Art In Our Time
A History of The Museum of Modern Art
Edited by Harriet Schoenholz Bee and Michelle Elligott. Foreword by Glenn Lowry.

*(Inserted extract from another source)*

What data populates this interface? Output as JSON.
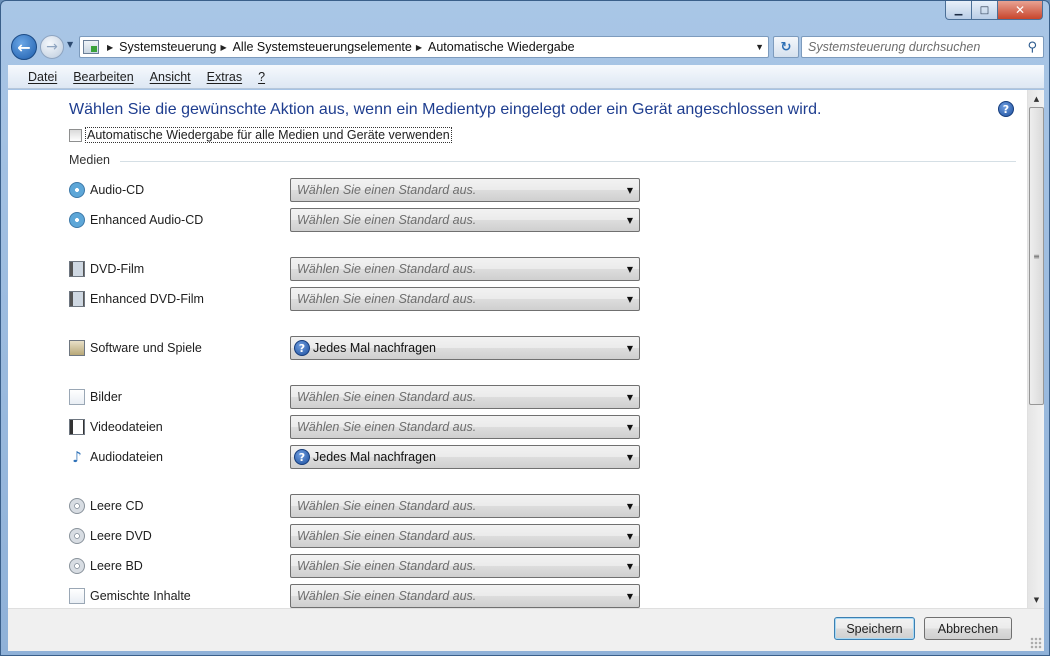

In the late 1920s, conservative policies were the norm among traditional museums--that is, until three progressive patrons of the arts decided to establish an institution devoted exclusively to modern art. When The Museum of Modern Art was founded in 1929, its first director, Alfred H. Barr, Jr., dedicated it to helping people understand and enjoy the new visual arts of the time, his hope was that this new institution would offer New York "perhaps the greatest museum of modern art in the world." The public responded with enthusiasm--and has continued to do so over the history of the Museum's extraordinary development: from an initial gift of eight prints and one drawing, MoMA's collection has grown to include over 100,000 paintings, sculptures, drawings, prints, photographs, architectural models and drawings, and design objects; 19,000 films and four million film stills; and 160,000 books, artists' books, and periodicals. Published on the occasion of the Museum's 75th birthday and the opening of its new building, Art in Our Time: A History of MoMA, is a picture book of historical photographs and archival documents, many of which have never before been published. Included are images of the various Museum buildings and gardens, from its original home in the Heckscher Building at the corner of Fifth Avenue and 57th Street, to its present location in Yoshio Taniguchi's complex on 53rd Street; installation shots of major exhibitions and important events at the Museum, and photographs of curatorial staff and Museum officials whose discerning policies helped shape our understanding of modern art. Documents include excerpts from letters, invitations, and other archival material that tell the story of The Museum of Modern Art from its beginnings to the present. The book is divided into eight sections starting with documentation of the modern art scene in New York prior to the Museum's opening; and then offering a chronology that covers the museum's 75-year history in seven parts divided into 10- to 15-year increments.